  • Advertising the attendance of prominent academics at conferences when these individuals never agreed to take part, then failing to remove their names until threatened with legal action.
  • Deceptively failing to disclose the fees they charged to publish work, then ignoring authors’ requests to withdraw articles and continuing to demand payment
  • Misrepresenting the impact factors of their journals which were based on a Google Scholar search
  • Advertising academics as “editors” on websites without their permission and failing to remove their names when requested
  • Using journal names that are nearly identical to respected journal titles, which has led some academics to mistakenly submit articles.

Gregory Ashe, senior staff attorney at the FTC,  told the limbic the injunction will remain in place until the case goes to trial next year, at which point the agency will seek a permanent injunction and financial relief.

Mr Ashe said while the injunction was made by a US court, its directive applies to the companies’ online marketing material anywhere in the world it is being accessed.

Conference Series is advertising conferences in Australia next year covering medical specialties including rheumatology, endocrinology, gastroenterology, oncology and cardiology.

The limbic contacted OMICS and Conference Series but had not received a response at the time of publication.

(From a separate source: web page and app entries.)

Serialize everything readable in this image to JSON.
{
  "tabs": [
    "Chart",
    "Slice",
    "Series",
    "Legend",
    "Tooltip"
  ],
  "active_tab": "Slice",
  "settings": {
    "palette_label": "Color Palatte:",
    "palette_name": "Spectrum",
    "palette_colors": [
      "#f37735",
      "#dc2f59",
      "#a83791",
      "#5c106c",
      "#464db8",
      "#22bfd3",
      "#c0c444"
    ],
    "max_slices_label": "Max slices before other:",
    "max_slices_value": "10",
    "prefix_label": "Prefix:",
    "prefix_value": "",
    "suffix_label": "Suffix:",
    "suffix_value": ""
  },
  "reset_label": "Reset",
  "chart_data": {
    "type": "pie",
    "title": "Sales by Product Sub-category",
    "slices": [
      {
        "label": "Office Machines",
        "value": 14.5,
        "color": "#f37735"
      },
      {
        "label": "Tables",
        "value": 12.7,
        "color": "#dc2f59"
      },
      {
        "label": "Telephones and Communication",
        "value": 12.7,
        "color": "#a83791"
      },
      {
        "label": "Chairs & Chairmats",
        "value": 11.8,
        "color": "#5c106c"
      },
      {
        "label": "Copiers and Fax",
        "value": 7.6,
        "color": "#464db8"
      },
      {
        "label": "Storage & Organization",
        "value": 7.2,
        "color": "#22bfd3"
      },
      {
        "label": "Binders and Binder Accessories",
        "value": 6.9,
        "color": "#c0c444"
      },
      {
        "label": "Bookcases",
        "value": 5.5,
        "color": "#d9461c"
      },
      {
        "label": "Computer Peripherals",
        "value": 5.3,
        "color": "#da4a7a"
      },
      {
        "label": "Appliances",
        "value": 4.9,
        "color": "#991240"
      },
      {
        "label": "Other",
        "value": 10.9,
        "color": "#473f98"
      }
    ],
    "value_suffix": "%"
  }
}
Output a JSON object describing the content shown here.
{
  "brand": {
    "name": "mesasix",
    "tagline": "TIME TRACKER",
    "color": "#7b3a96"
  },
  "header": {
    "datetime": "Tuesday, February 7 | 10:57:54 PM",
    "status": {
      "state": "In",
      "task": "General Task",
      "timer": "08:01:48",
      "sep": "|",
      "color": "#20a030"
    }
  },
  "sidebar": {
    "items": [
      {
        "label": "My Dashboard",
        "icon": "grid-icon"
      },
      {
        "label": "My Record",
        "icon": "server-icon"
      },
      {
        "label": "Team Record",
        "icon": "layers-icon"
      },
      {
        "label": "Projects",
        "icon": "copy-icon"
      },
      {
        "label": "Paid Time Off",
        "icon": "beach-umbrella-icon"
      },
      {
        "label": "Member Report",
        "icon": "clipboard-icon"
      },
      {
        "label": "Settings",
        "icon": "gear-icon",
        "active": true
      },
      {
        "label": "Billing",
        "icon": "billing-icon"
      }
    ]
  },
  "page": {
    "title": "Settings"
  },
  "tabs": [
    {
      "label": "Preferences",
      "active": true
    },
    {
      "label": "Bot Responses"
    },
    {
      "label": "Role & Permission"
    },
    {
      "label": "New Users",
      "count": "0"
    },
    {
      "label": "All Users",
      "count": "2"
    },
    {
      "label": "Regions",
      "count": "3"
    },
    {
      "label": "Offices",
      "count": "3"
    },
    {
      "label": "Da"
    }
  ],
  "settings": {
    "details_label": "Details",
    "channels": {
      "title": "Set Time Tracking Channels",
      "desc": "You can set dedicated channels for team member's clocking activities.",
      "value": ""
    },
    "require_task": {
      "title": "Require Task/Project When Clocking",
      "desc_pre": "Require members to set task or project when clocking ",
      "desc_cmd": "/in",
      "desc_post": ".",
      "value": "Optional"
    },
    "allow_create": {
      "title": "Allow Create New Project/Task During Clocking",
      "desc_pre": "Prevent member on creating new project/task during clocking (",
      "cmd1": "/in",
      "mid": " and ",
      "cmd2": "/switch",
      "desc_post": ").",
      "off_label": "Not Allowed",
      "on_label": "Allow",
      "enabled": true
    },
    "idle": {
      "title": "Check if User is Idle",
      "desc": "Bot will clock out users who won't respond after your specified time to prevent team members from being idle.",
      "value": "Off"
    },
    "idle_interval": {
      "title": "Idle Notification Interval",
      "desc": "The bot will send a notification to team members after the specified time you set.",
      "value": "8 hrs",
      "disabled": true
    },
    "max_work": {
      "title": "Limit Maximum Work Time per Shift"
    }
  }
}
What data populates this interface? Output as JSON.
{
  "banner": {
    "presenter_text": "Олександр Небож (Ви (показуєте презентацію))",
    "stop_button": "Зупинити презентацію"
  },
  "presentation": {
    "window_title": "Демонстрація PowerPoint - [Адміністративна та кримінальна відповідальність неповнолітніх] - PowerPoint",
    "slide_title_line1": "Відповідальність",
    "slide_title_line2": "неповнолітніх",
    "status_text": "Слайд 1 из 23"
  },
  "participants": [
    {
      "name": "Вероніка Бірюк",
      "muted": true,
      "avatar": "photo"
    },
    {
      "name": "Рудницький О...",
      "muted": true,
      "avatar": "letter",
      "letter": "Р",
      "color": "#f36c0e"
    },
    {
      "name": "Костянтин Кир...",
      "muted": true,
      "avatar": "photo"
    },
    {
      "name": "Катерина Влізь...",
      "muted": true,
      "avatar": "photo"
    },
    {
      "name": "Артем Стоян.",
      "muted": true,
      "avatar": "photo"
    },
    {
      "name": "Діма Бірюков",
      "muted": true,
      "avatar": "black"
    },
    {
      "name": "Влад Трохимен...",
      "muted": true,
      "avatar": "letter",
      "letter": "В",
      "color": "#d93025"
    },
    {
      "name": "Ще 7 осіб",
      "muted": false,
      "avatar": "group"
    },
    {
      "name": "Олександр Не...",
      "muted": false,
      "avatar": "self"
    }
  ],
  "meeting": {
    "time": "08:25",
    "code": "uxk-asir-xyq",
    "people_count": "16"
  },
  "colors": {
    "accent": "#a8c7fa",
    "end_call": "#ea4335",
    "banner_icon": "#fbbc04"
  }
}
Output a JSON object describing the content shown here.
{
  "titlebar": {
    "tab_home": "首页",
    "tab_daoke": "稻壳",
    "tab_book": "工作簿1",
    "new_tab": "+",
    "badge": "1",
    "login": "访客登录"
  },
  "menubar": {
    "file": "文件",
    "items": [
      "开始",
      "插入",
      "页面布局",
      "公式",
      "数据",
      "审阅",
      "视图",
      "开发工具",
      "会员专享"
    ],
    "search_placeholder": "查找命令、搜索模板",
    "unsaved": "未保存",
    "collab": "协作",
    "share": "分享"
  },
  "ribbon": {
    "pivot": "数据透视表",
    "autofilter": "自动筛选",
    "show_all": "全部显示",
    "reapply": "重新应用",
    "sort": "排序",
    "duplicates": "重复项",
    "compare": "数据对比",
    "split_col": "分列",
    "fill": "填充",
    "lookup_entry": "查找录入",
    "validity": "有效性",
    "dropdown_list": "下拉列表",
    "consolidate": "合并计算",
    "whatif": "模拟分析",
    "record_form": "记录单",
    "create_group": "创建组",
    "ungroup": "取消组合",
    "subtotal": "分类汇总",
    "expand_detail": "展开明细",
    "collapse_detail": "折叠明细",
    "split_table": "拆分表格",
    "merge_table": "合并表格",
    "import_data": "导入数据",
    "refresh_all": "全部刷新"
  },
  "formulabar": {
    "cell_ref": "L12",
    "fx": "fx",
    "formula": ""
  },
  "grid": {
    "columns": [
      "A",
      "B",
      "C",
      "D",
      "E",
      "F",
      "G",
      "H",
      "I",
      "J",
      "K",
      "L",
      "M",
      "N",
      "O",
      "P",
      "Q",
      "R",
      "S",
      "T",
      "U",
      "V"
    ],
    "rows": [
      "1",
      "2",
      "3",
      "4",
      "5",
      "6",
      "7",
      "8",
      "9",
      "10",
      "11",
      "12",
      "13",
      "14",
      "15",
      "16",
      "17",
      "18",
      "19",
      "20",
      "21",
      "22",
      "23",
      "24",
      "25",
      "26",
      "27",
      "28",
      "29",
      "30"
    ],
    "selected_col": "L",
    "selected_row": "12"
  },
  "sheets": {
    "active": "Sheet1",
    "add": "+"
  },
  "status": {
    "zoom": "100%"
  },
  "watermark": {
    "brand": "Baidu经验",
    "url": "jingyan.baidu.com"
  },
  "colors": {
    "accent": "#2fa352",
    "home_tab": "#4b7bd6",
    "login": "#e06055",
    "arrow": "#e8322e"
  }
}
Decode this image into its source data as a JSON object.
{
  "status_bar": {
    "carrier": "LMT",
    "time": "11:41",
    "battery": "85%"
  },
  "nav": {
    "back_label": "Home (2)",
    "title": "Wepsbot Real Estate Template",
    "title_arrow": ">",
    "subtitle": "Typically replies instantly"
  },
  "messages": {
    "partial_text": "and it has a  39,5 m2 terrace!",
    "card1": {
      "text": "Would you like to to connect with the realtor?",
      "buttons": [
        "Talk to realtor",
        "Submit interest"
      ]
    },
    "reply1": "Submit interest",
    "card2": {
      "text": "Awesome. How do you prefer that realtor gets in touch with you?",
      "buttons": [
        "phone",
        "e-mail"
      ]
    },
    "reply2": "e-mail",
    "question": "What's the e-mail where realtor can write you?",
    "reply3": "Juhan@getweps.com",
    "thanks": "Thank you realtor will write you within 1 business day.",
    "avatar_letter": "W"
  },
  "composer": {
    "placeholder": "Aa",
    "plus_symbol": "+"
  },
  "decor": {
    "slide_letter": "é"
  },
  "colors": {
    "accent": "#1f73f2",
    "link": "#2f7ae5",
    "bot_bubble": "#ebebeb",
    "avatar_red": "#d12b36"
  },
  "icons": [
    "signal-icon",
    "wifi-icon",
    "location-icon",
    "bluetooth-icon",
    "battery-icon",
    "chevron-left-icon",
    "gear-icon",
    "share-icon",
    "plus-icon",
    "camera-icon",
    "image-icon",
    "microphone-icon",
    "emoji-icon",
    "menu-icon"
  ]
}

The ACCC is “reviewing the FTC action and implications for Australia”, a spokesman said.